It has been said that new believers—in countries where they have given up everything to follow Christ—cannot believe that every American would not be a Christian. General prosperity, “democracy” and freedom of speech and religion tend to be seen as “Christian” qualities.
Certainly, our Judeo-Christian value system has allowed these positive attributes to thrive. But, as a nation, we no longer operate with the same set of moral values we once did. Christian leaders in the west are grasping at straws to figure out how to slow our collective downhill slide. But some seem to be overreacting in their efforts to make the Gospel message clear and more acceptable.

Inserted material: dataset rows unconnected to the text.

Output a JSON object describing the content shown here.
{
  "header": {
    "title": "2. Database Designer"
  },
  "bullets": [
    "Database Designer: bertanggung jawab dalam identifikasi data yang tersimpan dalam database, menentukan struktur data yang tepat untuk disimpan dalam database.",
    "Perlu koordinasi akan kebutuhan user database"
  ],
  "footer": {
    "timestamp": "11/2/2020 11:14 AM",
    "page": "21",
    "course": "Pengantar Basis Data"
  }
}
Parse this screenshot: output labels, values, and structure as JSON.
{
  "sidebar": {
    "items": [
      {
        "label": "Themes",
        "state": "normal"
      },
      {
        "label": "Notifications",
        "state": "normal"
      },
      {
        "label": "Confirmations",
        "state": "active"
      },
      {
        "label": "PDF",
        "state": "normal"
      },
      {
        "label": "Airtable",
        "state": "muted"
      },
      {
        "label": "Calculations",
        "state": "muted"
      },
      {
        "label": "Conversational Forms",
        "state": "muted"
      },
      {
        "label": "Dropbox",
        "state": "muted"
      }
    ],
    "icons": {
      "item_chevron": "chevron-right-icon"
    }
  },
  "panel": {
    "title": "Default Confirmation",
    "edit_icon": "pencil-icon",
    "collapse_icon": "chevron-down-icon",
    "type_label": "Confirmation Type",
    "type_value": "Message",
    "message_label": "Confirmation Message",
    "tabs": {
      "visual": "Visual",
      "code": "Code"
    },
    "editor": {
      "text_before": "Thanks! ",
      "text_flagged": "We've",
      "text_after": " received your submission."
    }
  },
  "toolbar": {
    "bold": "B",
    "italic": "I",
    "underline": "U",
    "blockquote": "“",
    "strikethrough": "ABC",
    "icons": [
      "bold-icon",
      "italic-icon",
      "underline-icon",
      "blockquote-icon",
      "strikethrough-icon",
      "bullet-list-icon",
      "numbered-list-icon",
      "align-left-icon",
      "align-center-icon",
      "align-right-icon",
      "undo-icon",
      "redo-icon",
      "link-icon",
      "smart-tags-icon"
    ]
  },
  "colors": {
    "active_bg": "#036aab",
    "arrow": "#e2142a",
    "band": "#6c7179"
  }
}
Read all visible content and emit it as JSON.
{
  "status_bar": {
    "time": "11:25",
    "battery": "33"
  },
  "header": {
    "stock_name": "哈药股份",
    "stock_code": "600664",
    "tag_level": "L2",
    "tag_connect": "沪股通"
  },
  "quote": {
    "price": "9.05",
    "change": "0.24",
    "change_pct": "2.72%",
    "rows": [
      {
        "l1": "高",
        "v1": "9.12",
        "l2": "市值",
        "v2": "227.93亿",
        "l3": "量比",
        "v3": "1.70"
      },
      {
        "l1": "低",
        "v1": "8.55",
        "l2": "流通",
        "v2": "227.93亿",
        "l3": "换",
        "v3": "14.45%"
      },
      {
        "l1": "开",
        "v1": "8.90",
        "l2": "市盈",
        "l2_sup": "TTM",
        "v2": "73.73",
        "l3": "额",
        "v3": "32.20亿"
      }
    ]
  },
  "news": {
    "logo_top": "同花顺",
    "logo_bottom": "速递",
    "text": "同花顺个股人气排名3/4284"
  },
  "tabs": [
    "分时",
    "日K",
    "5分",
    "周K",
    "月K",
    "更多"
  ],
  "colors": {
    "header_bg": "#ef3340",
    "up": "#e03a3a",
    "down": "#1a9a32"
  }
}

For instance, there is a popular American preacher/author who says that the church needs to discard the bulk of God’s word and just proclaim the words of Jesus and teach from the books of the New Testament. The author’s reasoning is that most people were drawn to Jesus because of his message of repentance and living a changed life by accepting him as Messiah and Savior; therefore we don’t need really need to get bogged down in teaching the “Old” Testament.
He must be reading from a different Bible than I read, because it seems to me that the Gospel writers point out that most people rejected Jesus—even after seeing all of the signs, wonders and miracles that proved that he was the Messiah, sent by Father God himself.
Getting rid of three-quarters of the bureaucrats in the UN might not do any real harm to that “august body,” but cutting out the same amount of God’s word causes violence to the Gospel message and the communication that God has given us to understand the world, our place in it, and His offer of redemption through the blood of Jesus.
This kind of thinking—instead of showing wisdom and ingenuity—shows a certain amount of apathy toward God Himself, since one cannot separate God’s words from his character. It is akin to telling engineering students that 9th grade algebra is all the math that they will ever need in their professional lives. No need to study calculus and upper level mathematics—why overtask oneself?
The author (and those who espouse these types of views) who preaches and teaches these things in his sermons and in his writing seems to be missing the point of the Bible as a whole: All of history revolves around the God who created the universe and all that is in it, including you and me. We don’t automatically get to cut out the tough parts of Scripture, which we are too lazy to study, in order to really understand what God is teaching us. What ever happened to, “Make every effort to present yourself approved to God, an unashamed workman who accurately handles the word of truth.”
The Bible—in its entirety—provides us with a wonderful metanarrative for those who are willing to explore it. God used approximately 40 different people over a period of 1,500 years to record what He wanted for the world to know in order to explain why we are here on this planet. It’s not just a book of facts, figures and difficult names to pronounce. Unfortunately, those of us who are teachers haven’t done a very good job in living this out or explaining it to our family members, friends and the rest of the world. As humans, we tend to make it all about “me.” But in fact, the reality is that everything is about our Creator.
Instead of throwing the proverbial baby out with the bathwater, I will double down and say that we should be spending more time studying the difficult parts of Scripture which are challenging and troublesome to our 21st century minds and hearts.
It is there where God will meet us in unexpected and profound ways.
“Pay careful attention, then, to how you walk, not as unwise but as wise, redeeming the time, because the days are evil. Therefore do not be foolish, but understand what the Lord’s will is.” — Ephesians 5:15-17